#### Task inputs ####

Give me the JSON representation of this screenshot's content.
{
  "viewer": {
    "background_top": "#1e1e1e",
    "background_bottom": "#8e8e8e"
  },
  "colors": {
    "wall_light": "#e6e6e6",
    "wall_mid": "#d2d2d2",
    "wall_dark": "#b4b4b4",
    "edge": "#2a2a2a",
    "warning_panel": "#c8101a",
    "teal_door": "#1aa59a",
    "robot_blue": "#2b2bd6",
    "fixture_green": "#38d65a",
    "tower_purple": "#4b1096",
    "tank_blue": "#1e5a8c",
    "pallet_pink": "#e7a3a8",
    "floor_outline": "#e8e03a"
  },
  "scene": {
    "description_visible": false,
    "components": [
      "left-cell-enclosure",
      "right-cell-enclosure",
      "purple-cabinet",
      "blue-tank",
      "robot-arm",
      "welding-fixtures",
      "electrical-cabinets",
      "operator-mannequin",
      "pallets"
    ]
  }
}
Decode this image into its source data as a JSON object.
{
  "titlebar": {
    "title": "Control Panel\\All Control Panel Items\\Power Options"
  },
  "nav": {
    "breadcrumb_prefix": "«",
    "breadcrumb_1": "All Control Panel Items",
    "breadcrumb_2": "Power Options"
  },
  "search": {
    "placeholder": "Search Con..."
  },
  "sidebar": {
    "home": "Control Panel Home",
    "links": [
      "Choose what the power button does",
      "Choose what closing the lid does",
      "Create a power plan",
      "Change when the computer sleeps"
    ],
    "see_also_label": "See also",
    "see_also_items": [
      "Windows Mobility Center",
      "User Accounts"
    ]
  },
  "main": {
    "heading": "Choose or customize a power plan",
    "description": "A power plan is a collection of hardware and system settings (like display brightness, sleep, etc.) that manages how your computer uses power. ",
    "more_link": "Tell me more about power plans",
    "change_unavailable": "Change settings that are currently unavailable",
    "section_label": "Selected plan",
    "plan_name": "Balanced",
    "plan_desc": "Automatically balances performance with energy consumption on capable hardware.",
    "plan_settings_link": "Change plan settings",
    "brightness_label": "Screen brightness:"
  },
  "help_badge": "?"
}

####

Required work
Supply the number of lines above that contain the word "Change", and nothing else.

Answer to the problem
3